And none of the HIV-free drug-use partners in the intervention group were infected in a year’s time. In the control group, seven partners were infected.

Both the infected and uninfected participants in the intervention group saw lower mortality rates than those in the standard-of-care group. Seven percent of infected intervention participants, compared to 15 percent who received standard care, died during the study follow-up.

And, though it wasn’t an outcome the research team originally planned to analyze, they did find that the initiative cut the risk of death in half. Among uninfected intervention participants in the study, .5 percent died, compared to 3 percent of those who received standard care.

People who use injection drugs typically have high rates of HIV and limited access to antiretroviral therapy and medications to help them stop using injection drugs, Miller said.

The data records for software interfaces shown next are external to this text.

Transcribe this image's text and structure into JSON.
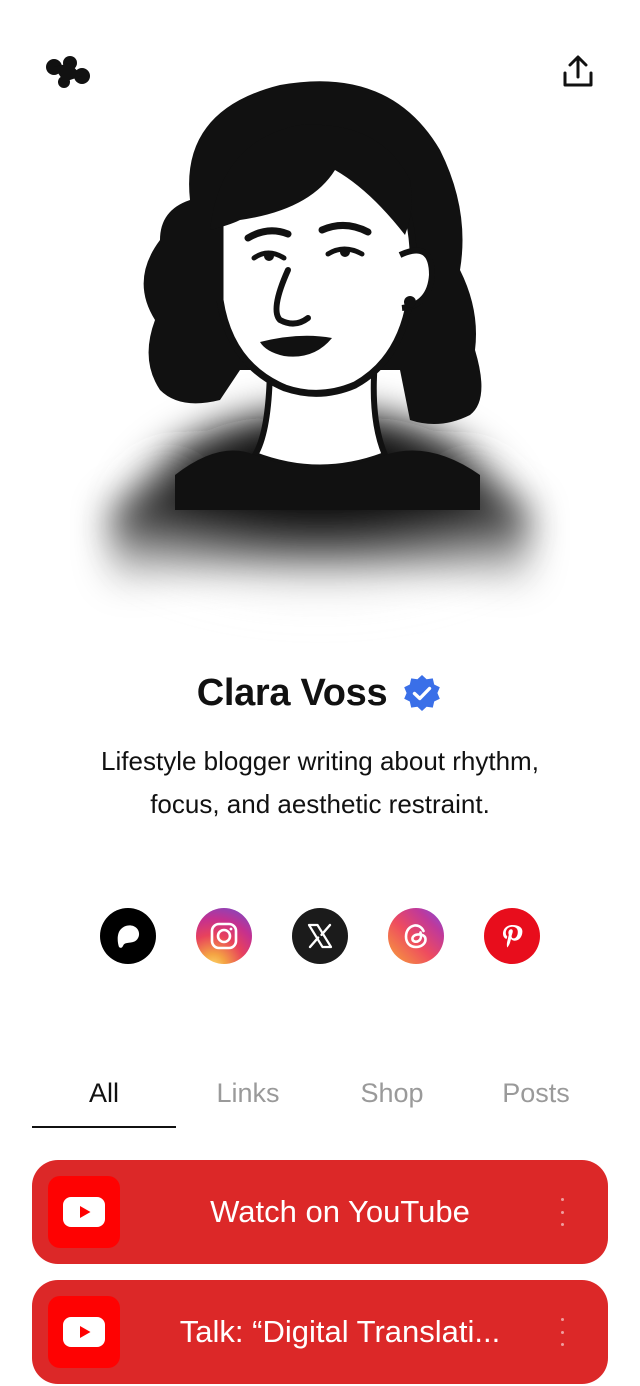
{
  "profile": {
    "name": "Clara Voss",
    "verified": true,
    "bio_line1": "Lifestyle blogger writing about rhythm,",
    "bio_line2": "focus, and aesthetic restraint.",
    "accent_color": "#3a6fe8"
  },
  "header": {
    "left_icon": "linktree-style-logo-icon",
    "right_icon": "share-upload-icon"
  },
  "socials": [
    {
      "name": "Patreon",
      "icon": "patreon-icon",
      "color": "#000000"
    },
    {
      "name": "Instagram",
      "icon": "instagram-icon",
      "color": "#e8425c"
    },
    {
      "name": "X",
      "icon": "x-icon",
      "color": "#1b1b1b"
    },
    {
      "name": "Threads",
      "icon": "threads-icon",
      "color": "#c0399a"
    },
    {
      "name": "Pinterest",
      "icon": "pinterest-icon",
      "color": "#e80d1c"
    }
  ],
  "tabs": [
    {
      "label": "All",
      "active": true
    },
    {
      "label": "Links",
      "active": false
    },
    {
      "label": "Shop",
      "active": false
    },
    {
      "label": "Posts",
      "active": false
    }
  ],
  "links": [
    {
      "label": "Watch on YouTube",
      "icon": "youtube-icon",
      "color": "#dc2828"
    },
    {
      "label": "Talk: “Digital Translati...",
      "icon": "youtube-icon",
      "color": "#dc2828"
    }
  ]
}
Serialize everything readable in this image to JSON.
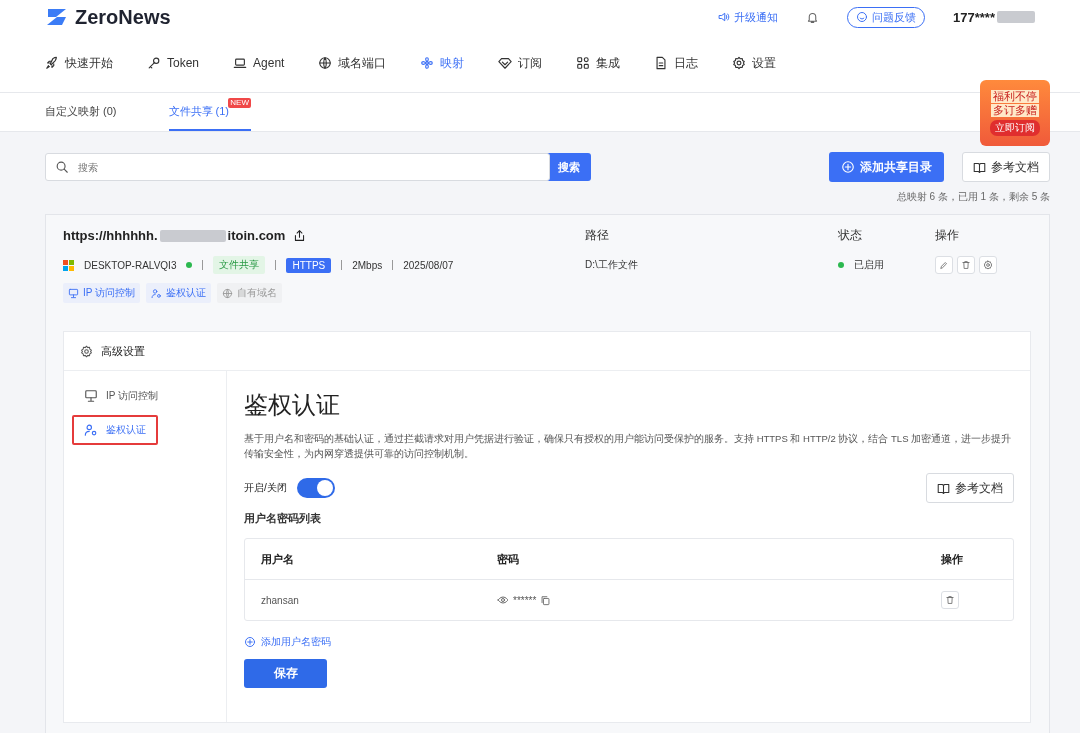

The intervention used in the study was designed in hopes of offering counseling and steering people toward existing resources that could improve their health – including preventing HIV infection and helping them move toward a drug-free life.

A key element was the flexibility of the program, the researchers said. Previous studies have often been prescriptive in terms of how much counseling a participant receives. In this study, the participants could receive as little or as much as suited their needs.

“Our study confirmed the fact that the effort to successfully engage HIV-infected people who use injection drugs in care is on a spectrum. Some needed very little support and some required an enormous effort with several visits and counseling sessions to help them and convince them to get into care,” said study co-lead author Irving Hoffman of the University of North Carolina.

“The flexibility of our intervention was ideal to serve this population and objective,” he said.

The study included 502 people who were HIV positive at the start of the trial, and another 806 HIV-free people within their drug-use circles. A quarter of the study participants were assigned to the new intervention, while the rest received “standard of care” – whatever is typically available to this population.

Participants in the study ranged from 18 to 60 years old and were actively injecting drugs at least twice a week at the time of enrollment in the research. The researchers found the non-infected participants through the HIV-infected study subjects, who suggested people with whom they used drugs. Up to five injection partners were enrolled per HIV-infected “index” participant.

Standard of care in each of the countries included referrals for HIV management and medication, including methadone or buprenorphine. They also received a standard harm-reduction package, HIV testing and counseling, referrals for antiretroviral therapy and other basic care provided in their country. That could include referrals to clean syringe programs, risk-reduction counseling for injection drug use and sexually transmitted diseases.

Infected participants in the intervention group received all of that, in addition to access to systems navigators who helped them engage with resources, stick with the program and adhere to HIV care and therapy to reduce or stop injection drug use. They also had psychosocial counseling that included tactics to help them solve problems, build skills and set goals.

Each participant received at least two meetings or phone calls with a systems navigator and a counselor. Participants were asked to bring a family member, friend or partner with them to these sessions. After the initial two sessions, the frequency or amount of help was dictated by the participant’s needs and desires.

The National Institute of Allergy and Infectious Diseases, the National Institute of Mental Health and the National Institute on Drug Abuse supported the study.

Kathryn Lancaster, an assistant professor of epidemiology at Ohio State, also worked on the study.


Staff Reports